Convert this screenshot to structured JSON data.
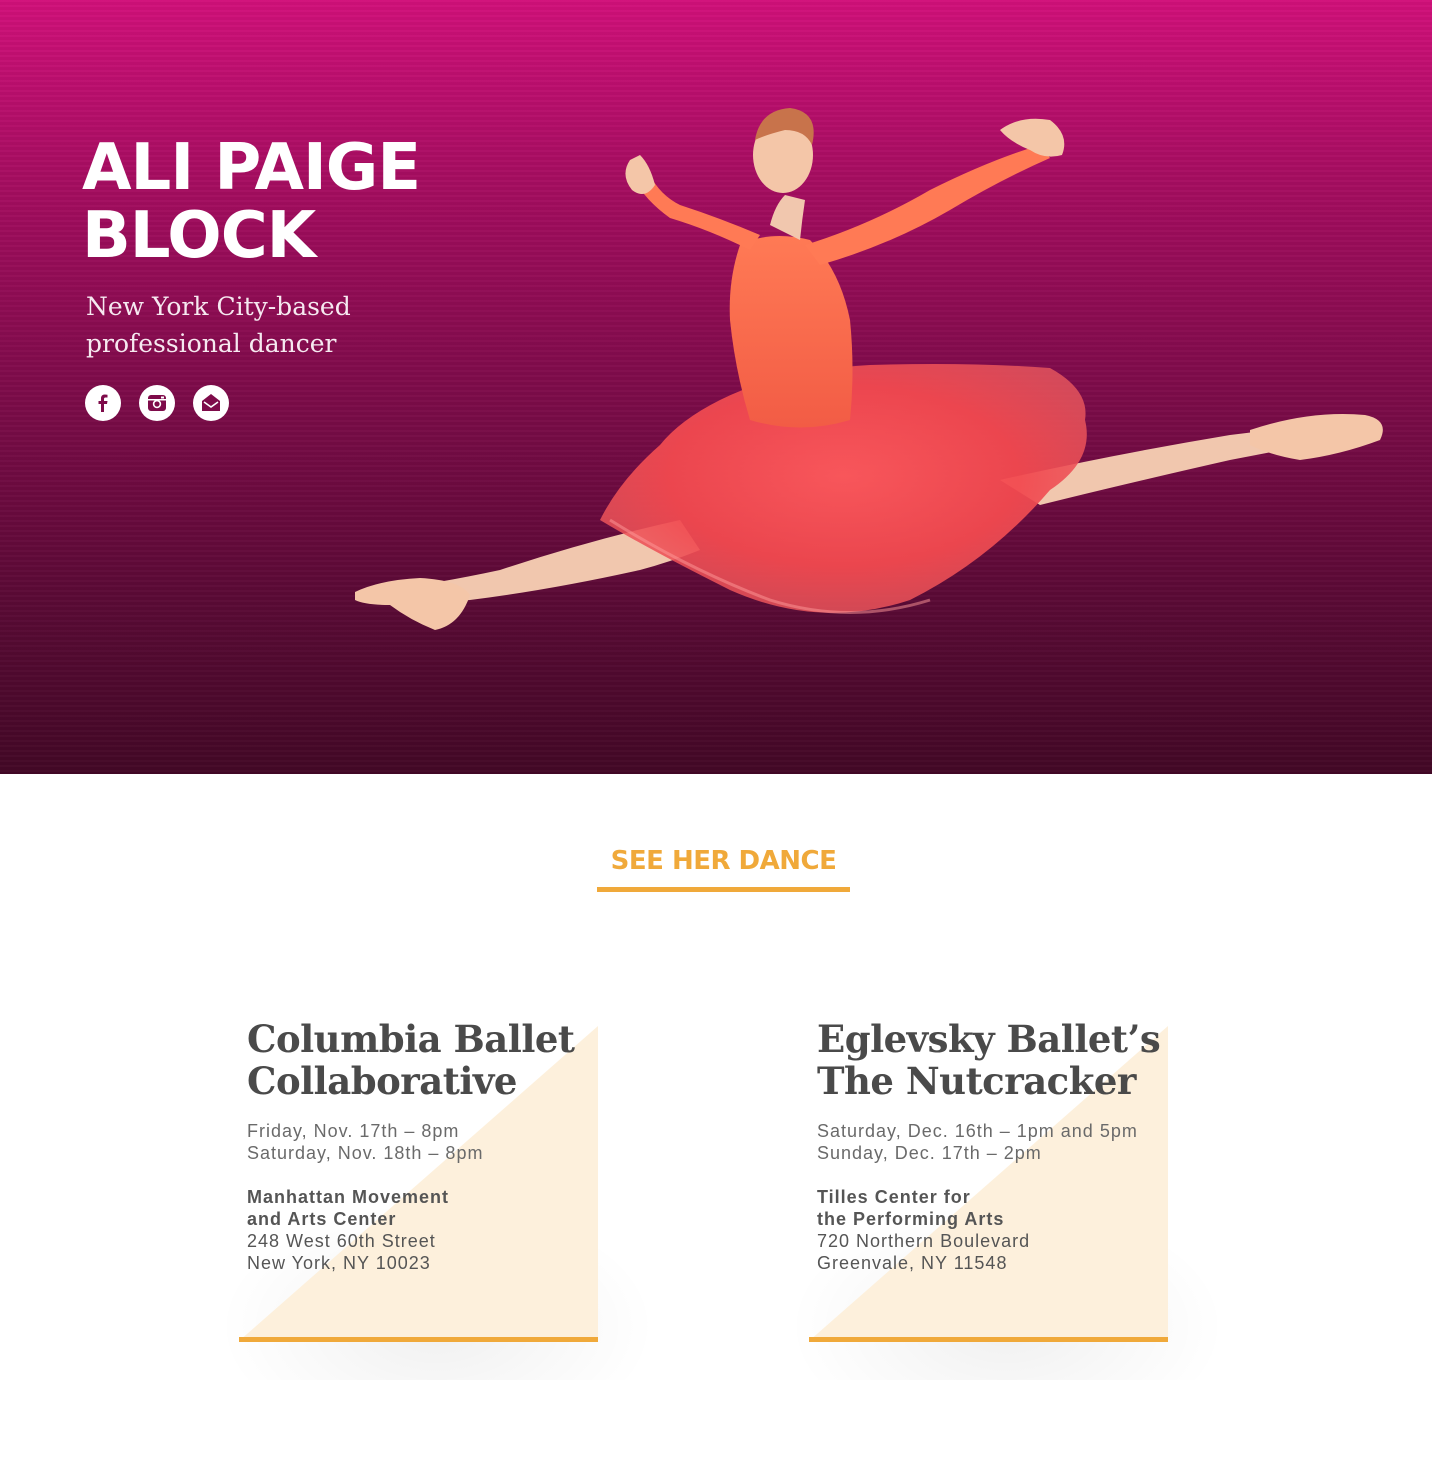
{
  "hero": {
    "name_line1": "ALI PAIGE",
    "name_line2": "BLOCK",
    "subtitle": "New York City-based professional dancer",
    "background_color": "#8a0b50",
    "social": [
      {
        "icon": "facebook-icon"
      },
      {
        "icon": "instagram-icon"
      },
      {
        "icon": "email-icon"
      }
    ]
  },
  "section": {
    "title": "SEE HER DANCE",
    "accent_color": "#f0a93a"
  },
  "events": [
    {
      "title_line1": "Columbia Ballet",
      "title_line2": "Collaborative",
      "date1": "Friday, Nov. 17th – 8pm",
      "date2": "Saturday, Nov. 18th – 8pm",
      "venue_line1": "Manhattan Movement",
      "venue_line2": "and Arts Center",
      "address_line1": "248 West 60th Street",
      "address_line2": "New York, NY 10023"
    },
    {
      "title_line1": "Eglevsky Ballet’s",
      "title_line2": "The Nutcracker",
      "date1": "Saturday, Dec. 16th – 1pm and 5pm",
      "date2": "Sunday, Dec. 17th – 2pm",
      "venue_line1": "Tilles Center for",
      "venue_line2": "the Performing Arts",
      "address_line1": "720 Northern Boulevard",
      "address_line2": "Greenvale, NY 11548"
    }
  ]
}
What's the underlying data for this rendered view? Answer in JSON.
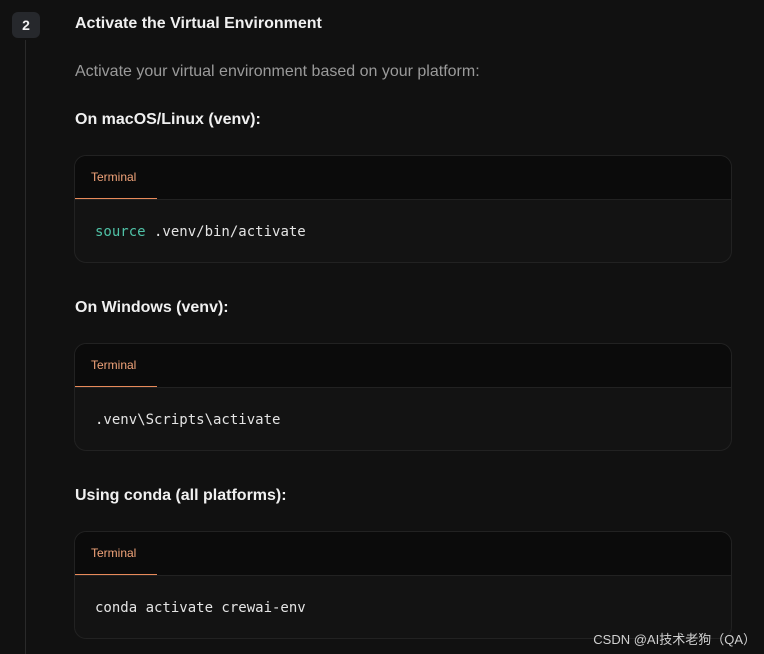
{
  "step": {
    "number": "2",
    "title": "Activate the Virtual Environment",
    "description": "Activate your virtual environment based on your platform:"
  },
  "sections": [
    {
      "heading": "On macOS/Linux (venv):",
      "tab_label": "Terminal",
      "command_keyword": "source",
      "command_rest": " .venv/bin/activate"
    },
    {
      "heading": "On Windows (venv):",
      "tab_label": "Terminal",
      "command": ".venv\\Scripts\\activate"
    },
    {
      "heading": "Using conda (all platforms):",
      "tab_label": "Terminal",
      "command": "conda activate crewai-env"
    }
  ],
  "watermark": "CSDN @AI技术老狗（QA）",
  "colors": {
    "background": "#111111",
    "tab_accent": "#f2a47a",
    "keyword": "#4fc1a6"
  }
}
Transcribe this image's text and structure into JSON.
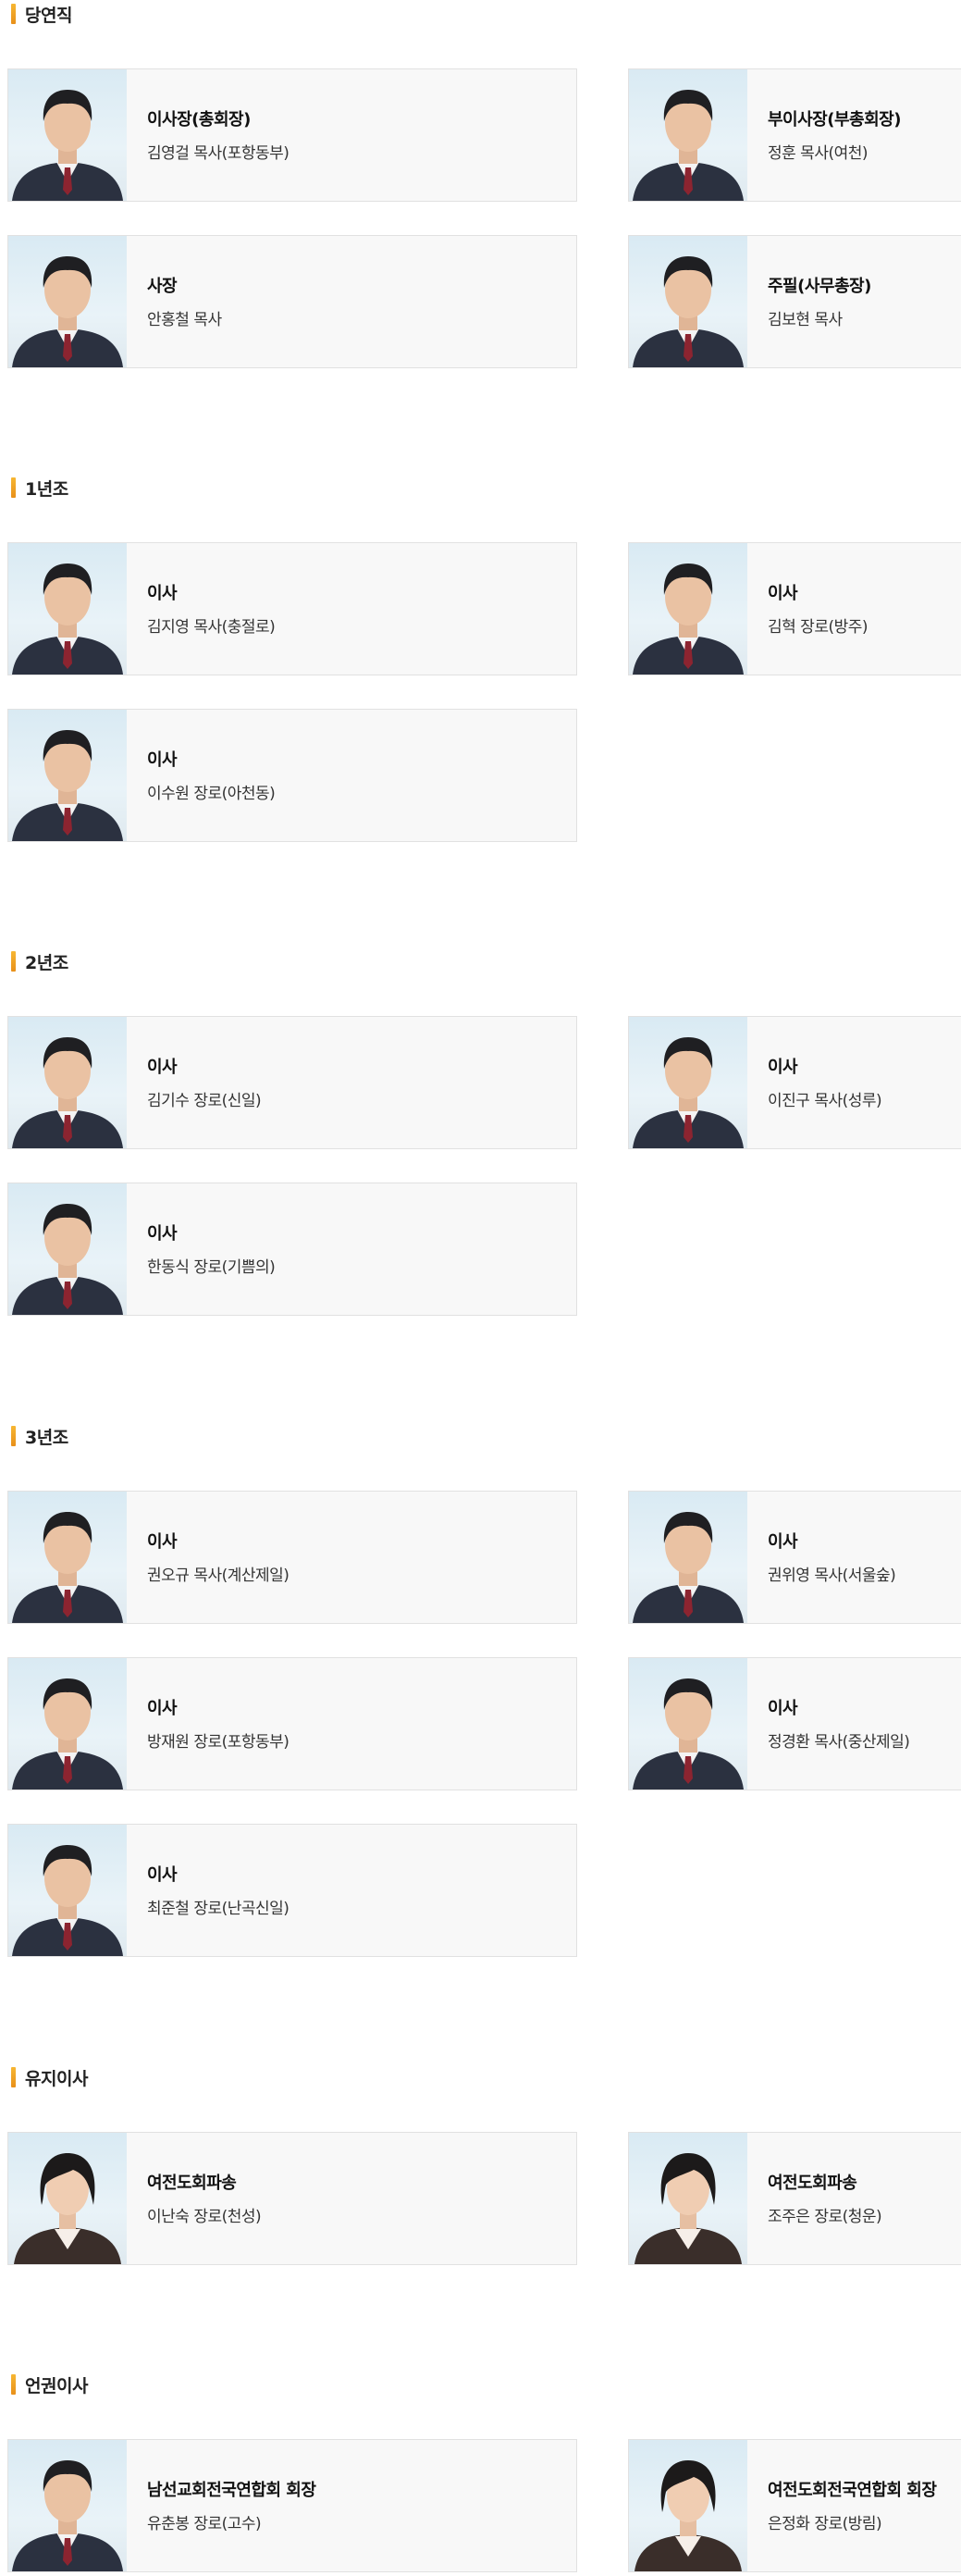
{
  "sections": [
    {
      "title": "당연직",
      "members": [
        {
          "role": "이사장(총회장)",
          "name": "김영걸 목사(포항동부)"
        },
        {
          "role": "부이사장(부총회장)",
          "name": "정훈 목사(여천)"
        },
        {
          "role": "사장",
          "name": "안홍철 목사"
        },
        {
          "role": "주필(사무총장)",
          "name": "김보현 목사"
        }
      ]
    },
    {
      "title": "1년조",
      "members": [
        {
          "role": "이사",
          "name": "김지영 목사(충절로)"
        },
        {
          "role": "이사",
          "name": "김혁 장로(방주)"
        },
        {
          "role": "이사",
          "name": "이수원 장로(아천동)"
        }
      ]
    },
    {
      "title": "2년조",
      "members": [
        {
          "role": "이사",
          "name": "김기수 장로(신일)"
        },
        {
          "role": "이사",
          "name": "이진구 목사(성루)"
        },
        {
          "role": "이사",
          "name": "한동식 장로(기쁨의)"
        }
      ]
    },
    {
      "title": "3년조",
      "members": [
        {
          "role": "이사",
          "name": "권오규 목사(계산제일)"
        },
        {
          "role": "이사",
          "name": "권위영 목사(서울숲)"
        },
        {
          "role": "이사",
          "name": "방재원 장로(포항동부)"
        },
        {
          "role": "이사",
          "name": "정경환 목사(중산제일)"
        },
        {
          "role": "이사",
          "name": "최준철 장로(난곡신일)"
        }
      ]
    },
    {
      "title": "유지이사",
      "members": [
        {
          "role": "여전도회파송",
          "name": "이난숙 장로(천성)"
        },
        {
          "role": "여전도회파송",
          "name": "조주은 장로(청운)"
        }
      ]
    },
    {
      "title": "언권이사",
      "members": [
        {
          "role": "남선교회전국연합회 회장",
          "name": "유춘봉 장로(고수)"
        },
        {
          "role": "여전도회전국연합회 회장",
          "name": "은정화 장로(방림)"
        }
      ]
    }
  ]
}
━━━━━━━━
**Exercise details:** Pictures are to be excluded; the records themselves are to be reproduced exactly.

**Response for this exercise:**
Convert this screenshot to structured JSON data.
{
  "hero": {
    "name_line1": "ALI PAIGE",
    "name_line2": "BLOCK",
    "subtitle": "New York City-based professional dancer",
    "background_color": "#8a0b50",
    "social": [
      {
        "icon": "facebook-icon"
      },
      {
        "icon": "instagram-icon"
      },
      {
        "icon": "email-icon"
      }
    ]
  },
  "section": {
    "title": "SEE HER DANCE",
    "accent_color": "#f0a93a"
  },
  "events": [
    {
      "title_line1": "Columbia Ballet",
      "title_line2": "Collaborative",
      "date1": "Friday, Nov. 17th – 8pm",
      "date2": "Saturday, Nov. 18th – 8pm",
      "venue_line1": "Manhattan Movement",
      "venue_line2": "and Arts Center",
      "address_line1": "248 West 60th Street",
      "address_line2": "New York, NY 10023"
    },
    {
      "title_line1": "Eglevsky Ballet’s",
      "title_line2": "The Nutcracker",
      "date1": "Saturday, Dec. 16th – 1pm and 5pm",
      "date2": "Sunday, Dec. 17th – 2pm",
      "venue_line1": "Tilles Center for",
      "venue_line2": "the Performing Arts",
      "address_line1": "720 Northern Boulevard",
      "address_line2": "Greenvale, NY 11548"
    }
  ]
}
What's the underlying data for this rendered view? Answer in JSON.
{
  "step": {
    "number": "2",
    "title": "Activate the Virtual Environment",
    "description": "Activate your virtual environment based on your platform:"
  },
  "sections": [
    {
      "heading": "On macOS/Linux (venv):",
      "tab_label": "Terminal",
      "command_keyword": "source",
      "command_rest": " .venv/bin/activate"
    },
    {
      "heading": "On Windows (venv):",
      "tab_label": "Terminal",
      "command": ".venv\\Scripts\\activate"
    },
    {
      "heading": "Using conda (all platforms):",
      "tab_label": "Terminal",
      "command": "conda activate crewai-env"
    }
  ],
  "watermark": "CSDN @AI技术老狗（QA）",
  "colors": {
    "background": "#111111",
    "tab_accent": "#f2a47a",
    "keyword": "#4fc1a6"
  }
}
Transcribe this image's text and structure into JSON.
{
  "sections": [
    {
      "title": "당연직",
      "members": [
        {
          "role": "이사장(총회장)",
          "name": "김영걸 목사(포항동부)"
        },
        {
          "role": "부이사장(부총회장)",
          "name": "정훈 목사(여천)"
        },
        {
          "role": "사장",
          "name": "안홍철 목사"
        },
        {
          "role": "주필(사무총장)",
          "name": "김보현 목사"
        }
      ]
    },
    {
      "title": "1년조",
      "members": [
        {
          "role": "이사",
          "name": "김지영 목사(충절로)"
        },
        {
          "role": "이사",
          "name": "김혁 장로(방주)"
        },
        {
          "role": "이사",
          "name": "이수원 장로(아천동)"
        }
      ]
    },
    {
      "title": "2년조",
      "members": [
        {
          "role": "이사",
          "name": "김기수 장로(신일)"
        },
        {
          "role": "이사",
          "name": "이진구 목사(성루)"
        },
        {
          "role": "이사",
          "name": "한동식 장로(기쁨의)"
        }
      ]
    },
    {
      "title": "3년조",
      "members": [
        {
          "role": "이사",
          "name": "권오규 목사(계산제일)"
        },
        {
          "role": "이사",
          "name": "권위영 목사(서울숲)"
        },
        {
          "role": "이사",
          "name": "방재원 장로(포항동부)"
        },
        {
          "role": "이사",
          "name": "정경환 목사(중산제일)"
        },
        {
          "role": "이사",
          "name": "최준철 장로(난곡신일)"
        }
      ]
    },
    {
      "title": "유지이사",
      "members": [
        {
          "role": "여전도회파송",
          "name": "이난숙 장로(천성)"
        },
        {
          "role": "여전도회파송",
          "name": "조주은 장로(청운)"
        }
      ]
    },
    {
      "title": "언권이사",
      "members": [
        {
          "role": "남선교회전국연합회 회장",
          "name": "유춘봉 장로(고수)"
        },
        {
          "role": "여전도회전국연합회 회장",
          "name": "은정화 장로(방림)"
        }
      ]
    }
  ]
}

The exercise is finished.